Your goal:
Check each line of the entries. Copy the ones that contain the string "JSON".

Input data:
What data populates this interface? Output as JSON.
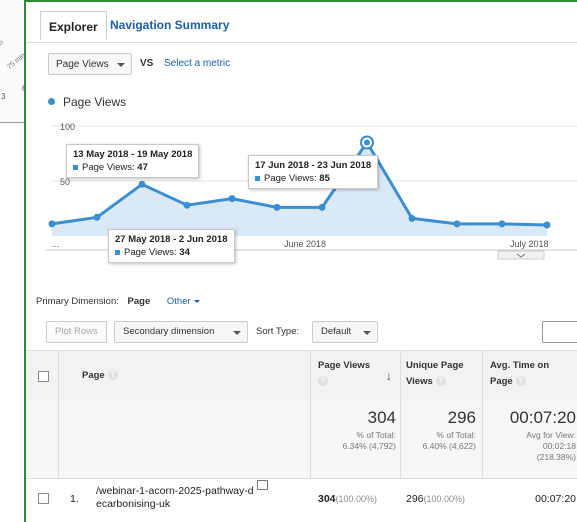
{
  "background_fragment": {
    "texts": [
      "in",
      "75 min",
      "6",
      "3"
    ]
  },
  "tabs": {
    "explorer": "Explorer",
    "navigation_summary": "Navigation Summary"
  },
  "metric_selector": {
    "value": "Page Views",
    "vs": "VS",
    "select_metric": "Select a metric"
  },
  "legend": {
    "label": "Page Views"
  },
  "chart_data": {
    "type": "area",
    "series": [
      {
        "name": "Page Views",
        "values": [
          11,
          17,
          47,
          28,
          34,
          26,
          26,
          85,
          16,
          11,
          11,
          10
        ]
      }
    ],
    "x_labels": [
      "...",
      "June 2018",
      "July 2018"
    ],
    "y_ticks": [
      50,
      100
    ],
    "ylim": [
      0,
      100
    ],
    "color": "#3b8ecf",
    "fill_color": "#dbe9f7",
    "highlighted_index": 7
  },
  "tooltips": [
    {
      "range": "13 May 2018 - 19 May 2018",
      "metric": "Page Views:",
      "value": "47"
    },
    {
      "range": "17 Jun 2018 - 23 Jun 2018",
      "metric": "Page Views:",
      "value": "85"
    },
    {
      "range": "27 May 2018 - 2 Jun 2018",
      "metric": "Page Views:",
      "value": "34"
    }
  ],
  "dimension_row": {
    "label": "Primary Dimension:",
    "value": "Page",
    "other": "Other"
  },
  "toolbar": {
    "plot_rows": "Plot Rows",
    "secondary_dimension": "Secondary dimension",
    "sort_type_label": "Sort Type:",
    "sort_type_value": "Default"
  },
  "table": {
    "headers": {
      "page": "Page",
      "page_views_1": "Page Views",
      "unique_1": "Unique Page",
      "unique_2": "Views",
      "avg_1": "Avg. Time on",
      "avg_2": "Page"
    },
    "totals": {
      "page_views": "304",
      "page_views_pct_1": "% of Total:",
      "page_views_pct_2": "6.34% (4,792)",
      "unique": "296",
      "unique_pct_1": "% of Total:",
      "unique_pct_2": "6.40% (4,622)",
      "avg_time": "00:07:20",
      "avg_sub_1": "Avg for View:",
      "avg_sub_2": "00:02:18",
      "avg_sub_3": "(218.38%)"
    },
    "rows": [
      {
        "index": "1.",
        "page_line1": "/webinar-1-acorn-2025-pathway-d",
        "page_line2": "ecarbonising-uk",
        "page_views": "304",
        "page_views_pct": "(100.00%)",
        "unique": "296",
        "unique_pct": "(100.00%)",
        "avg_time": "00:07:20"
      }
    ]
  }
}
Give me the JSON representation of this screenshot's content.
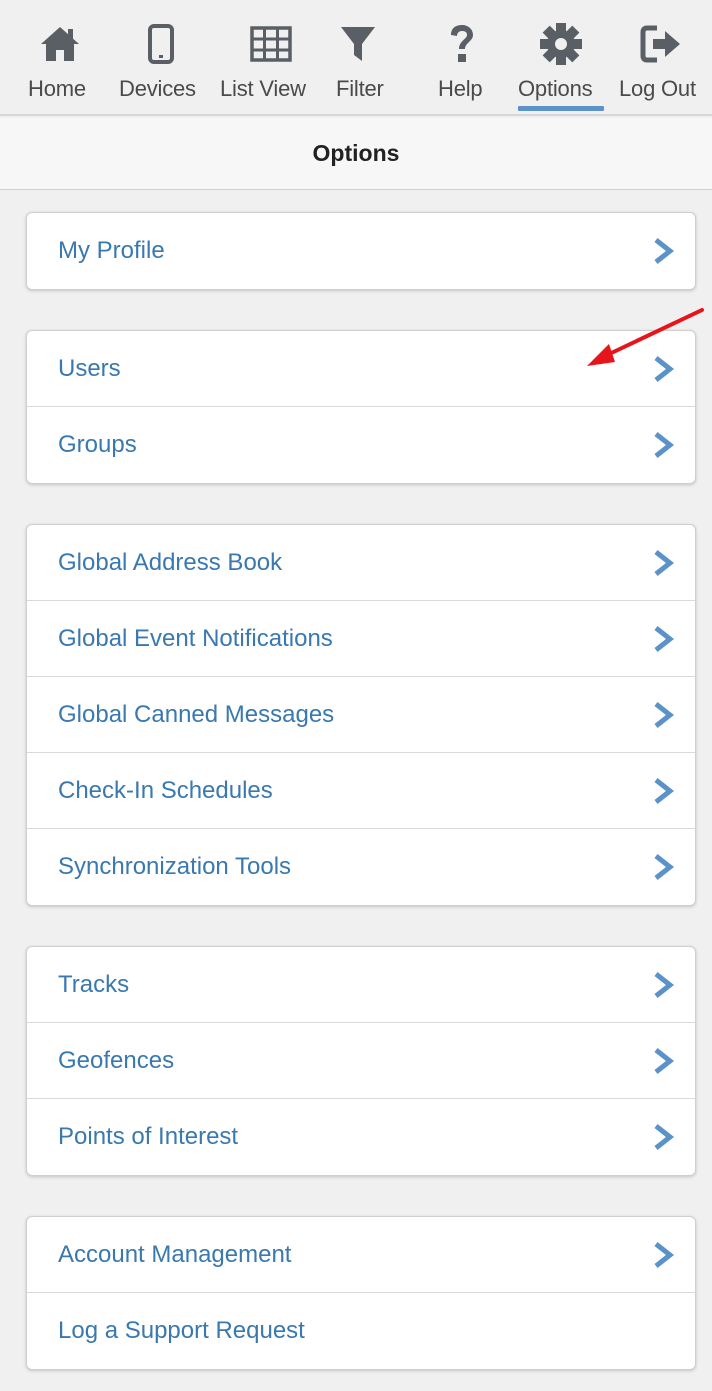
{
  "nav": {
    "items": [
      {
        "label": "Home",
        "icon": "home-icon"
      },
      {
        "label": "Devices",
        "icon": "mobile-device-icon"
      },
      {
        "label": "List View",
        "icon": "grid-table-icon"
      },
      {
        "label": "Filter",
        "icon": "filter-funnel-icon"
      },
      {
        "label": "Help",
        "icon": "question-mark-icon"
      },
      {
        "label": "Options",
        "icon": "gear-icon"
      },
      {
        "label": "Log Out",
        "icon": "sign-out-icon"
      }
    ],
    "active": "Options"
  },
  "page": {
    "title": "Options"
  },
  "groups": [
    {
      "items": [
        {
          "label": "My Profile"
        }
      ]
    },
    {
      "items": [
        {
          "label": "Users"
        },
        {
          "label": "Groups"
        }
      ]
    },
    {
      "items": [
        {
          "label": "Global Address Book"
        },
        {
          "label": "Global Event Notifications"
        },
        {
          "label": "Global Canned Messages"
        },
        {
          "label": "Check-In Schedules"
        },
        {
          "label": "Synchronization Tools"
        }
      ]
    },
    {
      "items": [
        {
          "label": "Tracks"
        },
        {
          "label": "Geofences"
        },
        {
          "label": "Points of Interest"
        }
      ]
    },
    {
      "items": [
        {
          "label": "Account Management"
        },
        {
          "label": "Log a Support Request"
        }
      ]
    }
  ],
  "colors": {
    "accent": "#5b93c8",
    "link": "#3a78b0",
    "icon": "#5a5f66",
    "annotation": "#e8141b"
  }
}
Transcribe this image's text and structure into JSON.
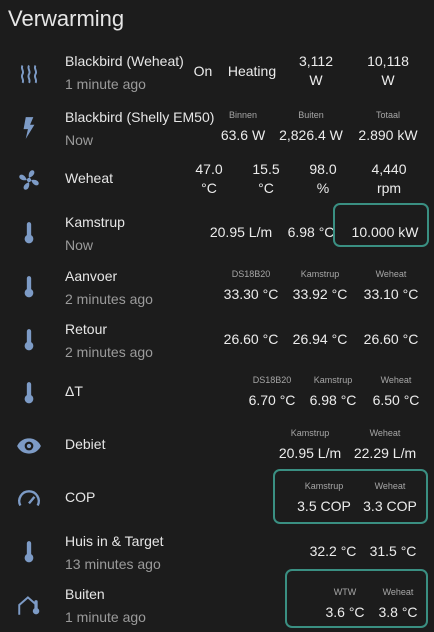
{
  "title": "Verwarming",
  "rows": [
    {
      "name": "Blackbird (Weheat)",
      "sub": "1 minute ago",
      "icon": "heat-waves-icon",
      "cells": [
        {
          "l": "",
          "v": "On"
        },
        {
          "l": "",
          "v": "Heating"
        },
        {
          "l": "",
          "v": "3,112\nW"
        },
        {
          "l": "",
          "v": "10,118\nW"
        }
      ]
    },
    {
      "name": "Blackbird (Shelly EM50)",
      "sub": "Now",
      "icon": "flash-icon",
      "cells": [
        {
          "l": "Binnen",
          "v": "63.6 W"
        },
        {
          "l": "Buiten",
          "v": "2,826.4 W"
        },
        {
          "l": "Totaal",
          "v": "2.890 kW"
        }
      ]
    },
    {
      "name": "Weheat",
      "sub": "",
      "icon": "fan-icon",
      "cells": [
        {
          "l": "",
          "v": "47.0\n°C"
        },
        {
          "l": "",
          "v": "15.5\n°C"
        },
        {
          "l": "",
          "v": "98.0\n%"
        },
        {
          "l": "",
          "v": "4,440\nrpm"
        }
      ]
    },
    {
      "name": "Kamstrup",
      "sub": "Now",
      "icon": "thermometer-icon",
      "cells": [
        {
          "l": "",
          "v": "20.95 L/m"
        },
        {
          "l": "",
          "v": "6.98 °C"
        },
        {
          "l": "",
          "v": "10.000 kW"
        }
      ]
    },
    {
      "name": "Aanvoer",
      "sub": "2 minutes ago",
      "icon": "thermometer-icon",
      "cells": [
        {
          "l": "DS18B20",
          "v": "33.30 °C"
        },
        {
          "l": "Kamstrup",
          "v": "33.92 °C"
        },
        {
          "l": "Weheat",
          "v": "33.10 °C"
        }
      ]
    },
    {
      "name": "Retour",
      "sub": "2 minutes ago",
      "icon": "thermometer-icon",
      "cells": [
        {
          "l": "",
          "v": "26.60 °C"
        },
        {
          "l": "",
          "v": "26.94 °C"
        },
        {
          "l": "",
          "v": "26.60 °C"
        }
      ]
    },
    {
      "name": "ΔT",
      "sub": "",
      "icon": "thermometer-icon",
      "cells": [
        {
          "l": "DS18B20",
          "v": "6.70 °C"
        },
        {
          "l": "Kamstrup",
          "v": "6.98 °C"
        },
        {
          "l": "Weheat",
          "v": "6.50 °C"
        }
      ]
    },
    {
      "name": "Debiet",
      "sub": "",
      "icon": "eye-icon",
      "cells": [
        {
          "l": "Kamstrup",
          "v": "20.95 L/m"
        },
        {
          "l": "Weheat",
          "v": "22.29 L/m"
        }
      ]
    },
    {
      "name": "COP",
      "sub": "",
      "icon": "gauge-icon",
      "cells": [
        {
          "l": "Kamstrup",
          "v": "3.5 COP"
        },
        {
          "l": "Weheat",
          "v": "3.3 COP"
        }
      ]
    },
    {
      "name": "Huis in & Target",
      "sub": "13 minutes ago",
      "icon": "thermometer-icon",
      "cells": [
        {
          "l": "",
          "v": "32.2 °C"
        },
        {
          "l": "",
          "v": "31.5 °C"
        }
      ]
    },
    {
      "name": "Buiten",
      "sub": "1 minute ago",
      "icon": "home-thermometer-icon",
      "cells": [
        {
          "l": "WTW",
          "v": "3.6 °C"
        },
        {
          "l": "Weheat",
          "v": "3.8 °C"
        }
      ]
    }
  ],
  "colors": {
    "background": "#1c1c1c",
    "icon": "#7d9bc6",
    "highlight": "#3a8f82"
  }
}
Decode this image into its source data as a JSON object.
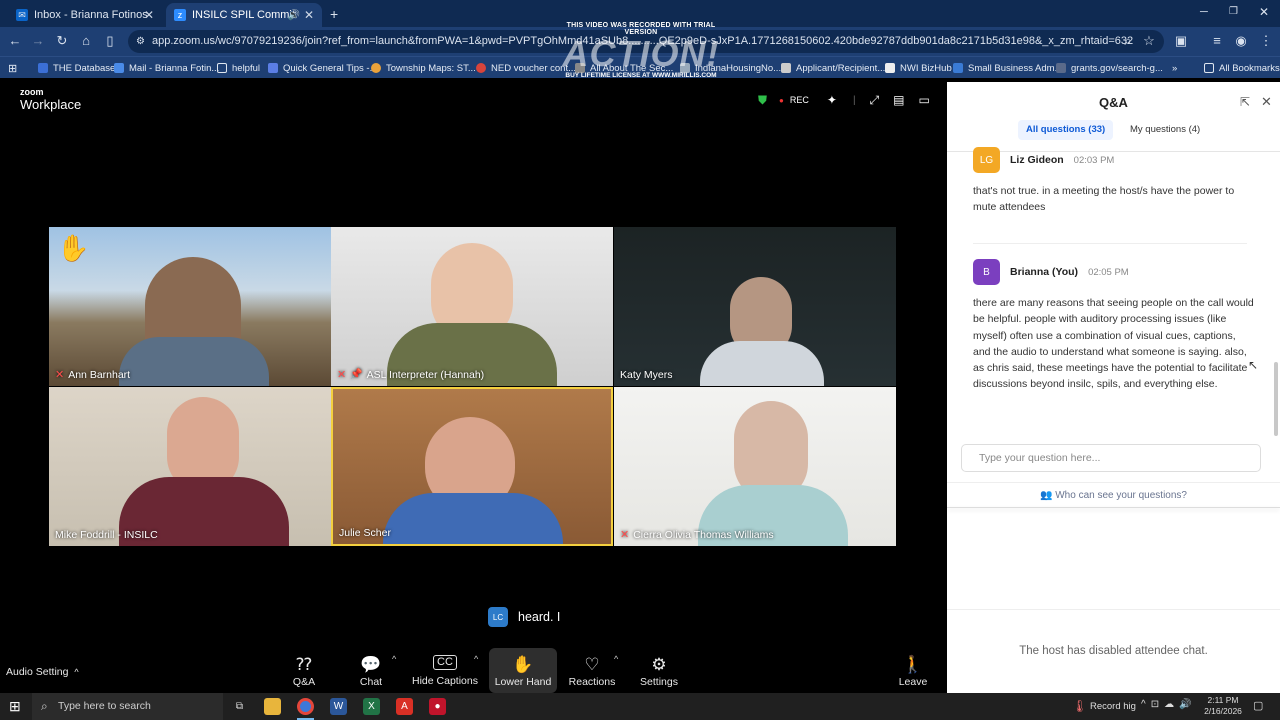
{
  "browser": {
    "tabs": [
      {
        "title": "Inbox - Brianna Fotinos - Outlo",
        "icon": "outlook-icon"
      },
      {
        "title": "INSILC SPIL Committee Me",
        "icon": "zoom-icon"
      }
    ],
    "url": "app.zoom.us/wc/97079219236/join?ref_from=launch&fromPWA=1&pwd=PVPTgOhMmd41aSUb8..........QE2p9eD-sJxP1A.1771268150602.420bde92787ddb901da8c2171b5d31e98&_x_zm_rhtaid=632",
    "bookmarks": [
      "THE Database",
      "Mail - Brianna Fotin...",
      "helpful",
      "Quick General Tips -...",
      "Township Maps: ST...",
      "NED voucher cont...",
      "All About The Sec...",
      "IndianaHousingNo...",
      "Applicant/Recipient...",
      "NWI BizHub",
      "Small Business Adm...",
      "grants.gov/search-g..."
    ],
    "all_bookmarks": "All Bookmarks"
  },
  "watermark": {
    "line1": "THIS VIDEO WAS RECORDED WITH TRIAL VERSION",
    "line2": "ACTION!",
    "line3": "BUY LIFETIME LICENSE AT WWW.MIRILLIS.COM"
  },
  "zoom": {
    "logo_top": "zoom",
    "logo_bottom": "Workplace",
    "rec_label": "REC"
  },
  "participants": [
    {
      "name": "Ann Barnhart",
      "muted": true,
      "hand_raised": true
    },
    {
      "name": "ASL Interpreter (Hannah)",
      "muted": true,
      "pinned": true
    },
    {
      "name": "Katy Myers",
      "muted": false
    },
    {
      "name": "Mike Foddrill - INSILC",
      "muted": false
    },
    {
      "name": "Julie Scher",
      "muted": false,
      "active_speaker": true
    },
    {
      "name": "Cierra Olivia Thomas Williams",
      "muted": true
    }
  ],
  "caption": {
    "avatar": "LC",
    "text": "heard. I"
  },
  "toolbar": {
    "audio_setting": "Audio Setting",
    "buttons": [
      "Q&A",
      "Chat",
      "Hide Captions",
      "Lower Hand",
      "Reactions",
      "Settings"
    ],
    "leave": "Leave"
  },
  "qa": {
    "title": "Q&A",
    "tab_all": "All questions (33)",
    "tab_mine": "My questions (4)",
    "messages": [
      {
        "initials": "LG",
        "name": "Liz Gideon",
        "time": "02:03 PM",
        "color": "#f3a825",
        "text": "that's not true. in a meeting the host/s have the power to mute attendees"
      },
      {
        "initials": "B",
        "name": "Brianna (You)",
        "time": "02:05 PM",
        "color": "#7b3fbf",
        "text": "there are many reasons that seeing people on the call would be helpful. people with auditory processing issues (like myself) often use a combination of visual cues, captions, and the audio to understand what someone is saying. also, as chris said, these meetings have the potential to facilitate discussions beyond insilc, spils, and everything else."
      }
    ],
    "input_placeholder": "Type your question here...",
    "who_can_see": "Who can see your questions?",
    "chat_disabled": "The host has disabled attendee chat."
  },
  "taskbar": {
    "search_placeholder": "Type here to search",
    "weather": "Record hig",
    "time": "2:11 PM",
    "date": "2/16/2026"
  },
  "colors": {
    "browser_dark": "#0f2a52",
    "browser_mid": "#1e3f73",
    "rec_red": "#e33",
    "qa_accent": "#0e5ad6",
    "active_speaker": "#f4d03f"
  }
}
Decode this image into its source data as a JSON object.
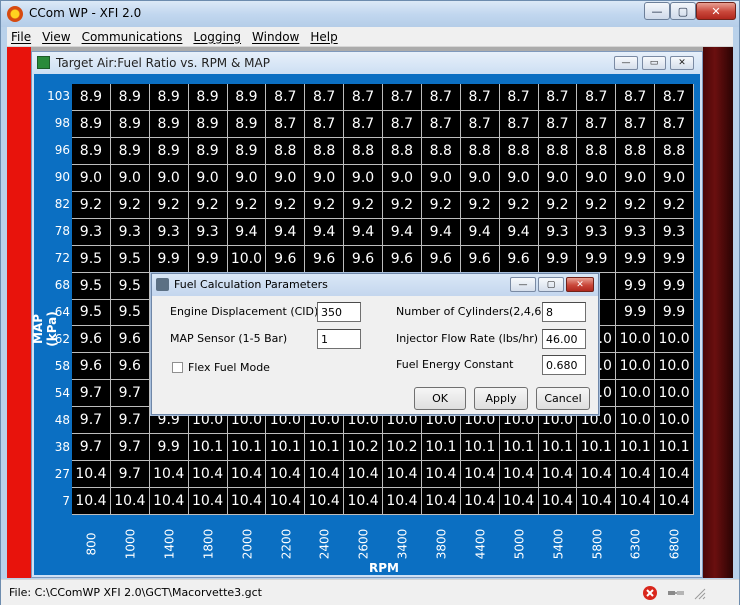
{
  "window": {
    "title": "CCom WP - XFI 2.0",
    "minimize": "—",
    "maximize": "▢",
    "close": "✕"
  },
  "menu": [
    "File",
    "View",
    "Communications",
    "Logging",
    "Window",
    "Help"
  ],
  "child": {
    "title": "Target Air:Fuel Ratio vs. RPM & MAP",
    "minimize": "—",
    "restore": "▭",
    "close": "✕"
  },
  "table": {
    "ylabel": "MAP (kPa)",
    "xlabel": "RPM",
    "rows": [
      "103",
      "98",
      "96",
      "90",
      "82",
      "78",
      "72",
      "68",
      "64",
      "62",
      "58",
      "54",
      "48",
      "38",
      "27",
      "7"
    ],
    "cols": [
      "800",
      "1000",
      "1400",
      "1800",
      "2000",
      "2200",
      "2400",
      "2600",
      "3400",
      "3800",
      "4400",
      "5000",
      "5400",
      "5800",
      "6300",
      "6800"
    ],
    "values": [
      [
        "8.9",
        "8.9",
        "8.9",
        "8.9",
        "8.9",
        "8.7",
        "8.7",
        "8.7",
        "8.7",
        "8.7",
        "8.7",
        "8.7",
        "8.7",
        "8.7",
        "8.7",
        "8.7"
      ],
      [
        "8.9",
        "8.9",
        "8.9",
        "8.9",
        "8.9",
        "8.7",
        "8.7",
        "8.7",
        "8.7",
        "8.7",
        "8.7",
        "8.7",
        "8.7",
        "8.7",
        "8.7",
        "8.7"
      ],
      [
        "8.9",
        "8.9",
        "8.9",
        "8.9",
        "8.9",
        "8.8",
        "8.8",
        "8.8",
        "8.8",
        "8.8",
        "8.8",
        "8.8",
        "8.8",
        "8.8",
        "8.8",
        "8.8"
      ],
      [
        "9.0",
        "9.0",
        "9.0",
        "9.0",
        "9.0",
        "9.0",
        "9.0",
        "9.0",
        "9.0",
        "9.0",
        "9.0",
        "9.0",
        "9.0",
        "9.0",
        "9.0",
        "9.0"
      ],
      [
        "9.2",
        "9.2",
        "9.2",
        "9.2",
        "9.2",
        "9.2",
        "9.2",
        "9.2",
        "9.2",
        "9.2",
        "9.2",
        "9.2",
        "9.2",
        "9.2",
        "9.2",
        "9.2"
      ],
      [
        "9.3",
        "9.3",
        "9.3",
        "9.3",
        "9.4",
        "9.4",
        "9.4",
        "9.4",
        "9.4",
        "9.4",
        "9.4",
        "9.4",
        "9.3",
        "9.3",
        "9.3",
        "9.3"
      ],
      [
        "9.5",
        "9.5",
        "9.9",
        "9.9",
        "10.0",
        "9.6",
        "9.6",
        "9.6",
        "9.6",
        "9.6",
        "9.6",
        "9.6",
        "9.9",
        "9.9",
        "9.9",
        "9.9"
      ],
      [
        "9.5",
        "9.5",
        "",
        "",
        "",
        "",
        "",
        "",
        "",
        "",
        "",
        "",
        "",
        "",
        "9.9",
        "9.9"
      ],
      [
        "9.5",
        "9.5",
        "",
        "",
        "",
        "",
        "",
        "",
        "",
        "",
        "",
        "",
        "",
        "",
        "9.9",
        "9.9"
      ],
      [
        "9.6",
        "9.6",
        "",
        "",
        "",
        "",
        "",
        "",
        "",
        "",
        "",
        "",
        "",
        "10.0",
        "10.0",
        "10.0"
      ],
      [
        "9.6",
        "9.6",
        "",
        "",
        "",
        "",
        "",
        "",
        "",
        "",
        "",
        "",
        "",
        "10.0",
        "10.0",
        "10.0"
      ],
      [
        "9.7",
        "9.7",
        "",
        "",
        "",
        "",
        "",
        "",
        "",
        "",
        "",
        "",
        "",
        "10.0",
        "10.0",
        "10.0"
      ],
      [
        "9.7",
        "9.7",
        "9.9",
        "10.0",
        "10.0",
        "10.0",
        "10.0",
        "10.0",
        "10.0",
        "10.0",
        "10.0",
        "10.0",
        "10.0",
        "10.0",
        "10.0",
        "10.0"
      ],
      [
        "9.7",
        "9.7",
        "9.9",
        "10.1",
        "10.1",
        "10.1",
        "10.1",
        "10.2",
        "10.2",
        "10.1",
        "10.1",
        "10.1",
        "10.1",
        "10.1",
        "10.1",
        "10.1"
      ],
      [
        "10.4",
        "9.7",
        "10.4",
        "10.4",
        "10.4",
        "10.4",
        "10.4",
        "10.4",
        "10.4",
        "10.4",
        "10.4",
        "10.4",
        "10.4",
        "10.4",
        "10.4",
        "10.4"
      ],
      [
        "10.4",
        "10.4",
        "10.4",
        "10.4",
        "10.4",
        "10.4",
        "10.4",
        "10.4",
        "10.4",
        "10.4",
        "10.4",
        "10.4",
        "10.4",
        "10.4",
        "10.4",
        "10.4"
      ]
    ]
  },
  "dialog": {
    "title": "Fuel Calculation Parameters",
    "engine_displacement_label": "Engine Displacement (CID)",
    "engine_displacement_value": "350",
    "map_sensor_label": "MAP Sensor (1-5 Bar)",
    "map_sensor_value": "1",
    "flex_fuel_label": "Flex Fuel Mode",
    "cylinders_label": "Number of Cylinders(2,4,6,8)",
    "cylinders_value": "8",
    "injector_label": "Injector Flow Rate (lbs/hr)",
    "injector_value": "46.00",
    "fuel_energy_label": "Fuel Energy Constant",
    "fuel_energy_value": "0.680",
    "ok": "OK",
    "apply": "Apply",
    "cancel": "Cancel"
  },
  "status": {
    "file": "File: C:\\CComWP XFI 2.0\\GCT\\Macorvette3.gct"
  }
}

Written response:
What data populates this interface? Output as JSON.
Give me the JSON representation of this screenshot's content.
Transcribe this image's text and structure into JSON.
Decode this image into its source data as a JSON object.
Decode this image into its source data as a JSON object.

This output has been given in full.